(Items from an interface collection)

* * *

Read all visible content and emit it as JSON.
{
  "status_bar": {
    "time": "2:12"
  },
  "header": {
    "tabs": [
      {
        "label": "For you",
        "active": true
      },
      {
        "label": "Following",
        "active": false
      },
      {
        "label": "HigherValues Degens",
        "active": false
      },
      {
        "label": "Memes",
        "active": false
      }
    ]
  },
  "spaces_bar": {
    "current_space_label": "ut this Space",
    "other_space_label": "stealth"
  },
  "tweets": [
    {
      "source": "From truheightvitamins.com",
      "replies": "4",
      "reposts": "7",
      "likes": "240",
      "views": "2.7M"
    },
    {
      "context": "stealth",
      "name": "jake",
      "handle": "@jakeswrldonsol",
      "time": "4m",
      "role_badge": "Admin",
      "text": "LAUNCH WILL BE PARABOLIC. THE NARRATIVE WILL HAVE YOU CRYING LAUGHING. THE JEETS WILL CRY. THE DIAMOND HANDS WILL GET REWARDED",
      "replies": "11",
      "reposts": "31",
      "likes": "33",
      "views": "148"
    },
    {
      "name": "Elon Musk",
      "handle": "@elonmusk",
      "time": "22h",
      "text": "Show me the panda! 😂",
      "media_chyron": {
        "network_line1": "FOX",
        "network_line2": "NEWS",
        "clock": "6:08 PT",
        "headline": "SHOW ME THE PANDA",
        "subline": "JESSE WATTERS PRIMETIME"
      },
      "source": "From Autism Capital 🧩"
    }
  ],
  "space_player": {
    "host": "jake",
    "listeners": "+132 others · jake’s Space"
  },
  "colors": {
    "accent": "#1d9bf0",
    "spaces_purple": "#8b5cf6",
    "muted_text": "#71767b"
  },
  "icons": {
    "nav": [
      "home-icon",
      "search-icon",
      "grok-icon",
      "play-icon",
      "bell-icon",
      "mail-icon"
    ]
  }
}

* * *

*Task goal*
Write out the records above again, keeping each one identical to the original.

*Solution*
Read all visible content and emit it as JSON.
{
  "status_bar": {
    "time": "2:12"
  },
  "header": {
    "tabs": [
      {
        "label": "For you",
        "active": true
      },
      {
        "label": "Following",
        "active": false
      },
      {
        "label": "HigherValues Degens",
        "active": false
      },
      {
        "label": "Memes",
        "active": false
      }
    ]
  },
  "spaces_bar": {
    "current_space_label": "ut this Space",
    "other_space_label": "stealth"
  },
  "tweets": [
    {
      "source": "From truheightvitamins.com",
      "replies": "4",
      "reposts": "7",
      "likes": "240",
      "views": "2.7M"
    },
    {
      "context": "stealth",
      "name": "jake",
      "handle": "@jakeswrldonsol",
      "time": "4m",
      "role_badge": "Admin",
      "text": "LAUNCH WILL BE PARABOLIC. THE NARRATIVE WILL HAVE YOU CRYING LAUGHING. THE JEETS WILL CRY. THE DIAMOND HANDS WILL GET REWARDED",
      "replies": "11",
      "reposts": "31",
      "likes": "33",
      "views": "148"
    },
    {
      "name": "Elon Musk",
      "handle": "@elonmusk",
      "time": "22h",
      "text": "Show me the panda! 😂",
      "media_chyron": {
        "network_line1": "FOX",
        "network_line2": "NEWS",
        "clock": "6:08 PT",
        "headline": "SHOW ME THE PANDA",
        "subline": "JESSE WATTERS PRIMETIME"
      },
      "source": "From Autism Capital 🧩"
    }
  ],
  "space_player": {
    "host": "jake",
    "listeners": "+132 others · jake’s Space"
  },
  "colors": {
    "accent": "#1d9bf0",
    "spaces_purple": "#8b5cf6",
    "muted_text": "#71767b"
  },
  "icons": {
    "nav": [
      "home-icon",
      "search-icon",
      "grok-icon",
      "play-icon",
      "bell-icon",
      "mail-icon"
    ]
  }
}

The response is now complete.